Abstract: Debates over intermarriages and conversions are at the heart of Jewish concerns today. International studies outline a growing number of intermarriages or their considerations within several European countries and the United States. Yet, the Nordic context in general and the Finnish context specifically are understudied. The current study seeks to fill the gap in the existing research by contributing to the field of conversion studies in general and the research in Jewish intermarriages and conversions in particular in Europe and in Finland by analyzing newly gathered ethnographic materials from the years 2019–2020 through adapting Sylvia Barack Fishman’s typology on conversionary in-marriages to the Finnish context.
“Being Jew is like Travelling by Bus”: Constructing Jewish Identities in Spain between Individualisation and Group Belonging

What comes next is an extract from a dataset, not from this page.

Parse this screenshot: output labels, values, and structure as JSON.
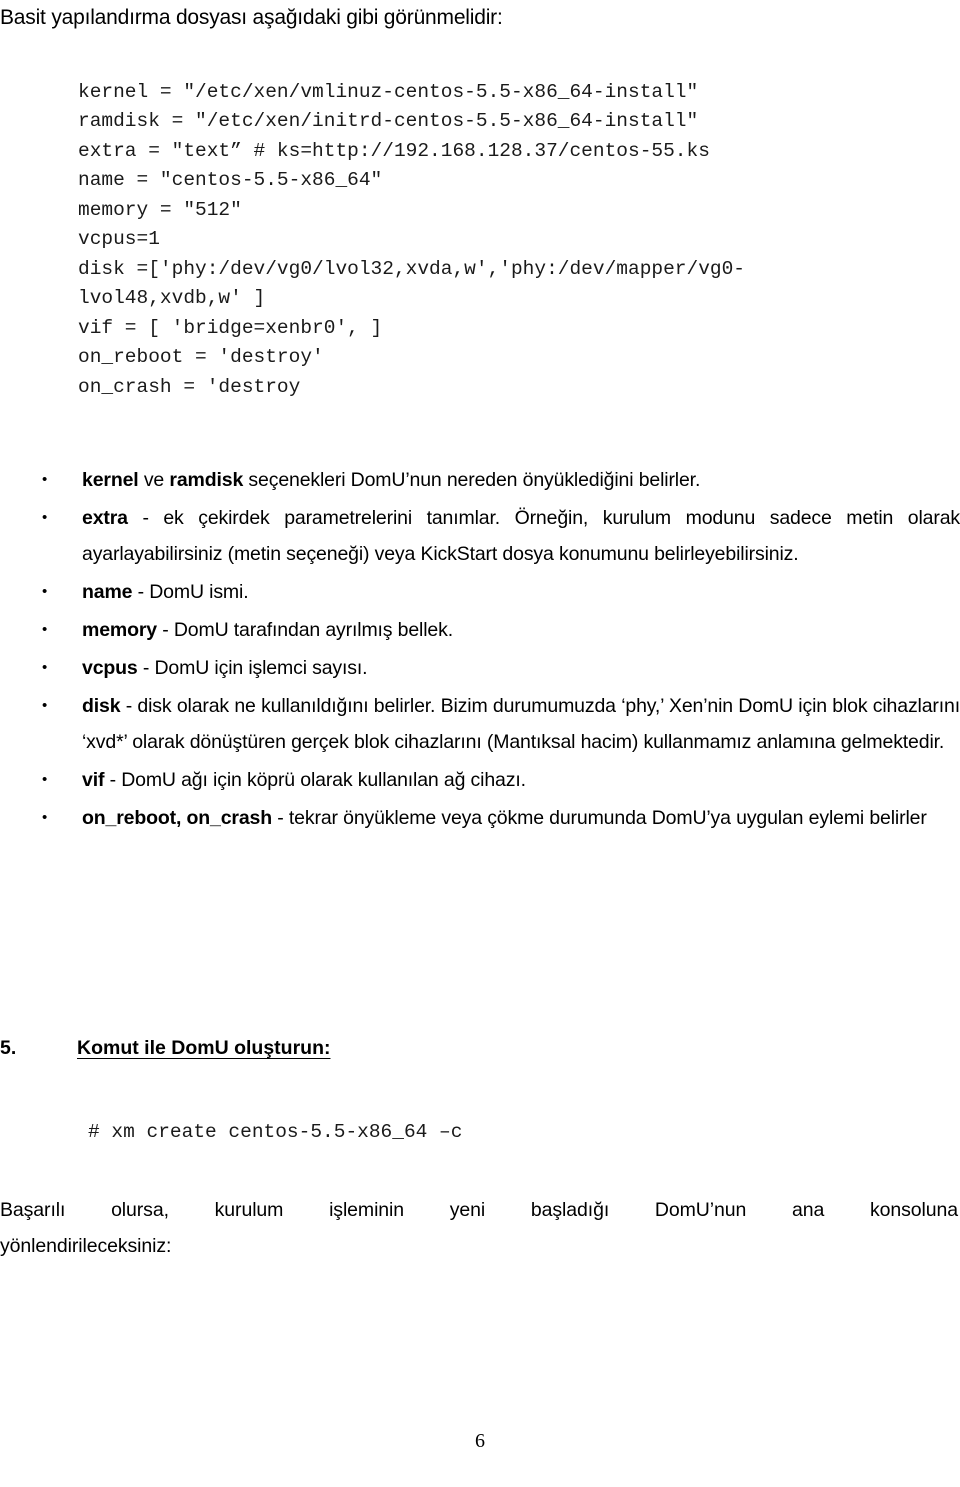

Abstract: Individualisation theory has mainly focused on the deregulation of religion and dissolution of traditional majority churches, but there is less evidence of its appropriateness for religious minorities. In this paper I contribute to this debate by analysing how Jews in Spain construct their Jewish sense of belonging in the context of a diverse, traditionally Catholic society. My main argument is that Jews, as a small and invisible minority, confronted by the exigencies of a secular and plural context, combine notions of religious choice and ethnic ascription in narrating their individual and collective identities. Consequently, while the theory of individualisation partly accounts for this identity construction, the specificities of the context and the minority condition require additional conceptual tools about collective identities and symbolic boundaries.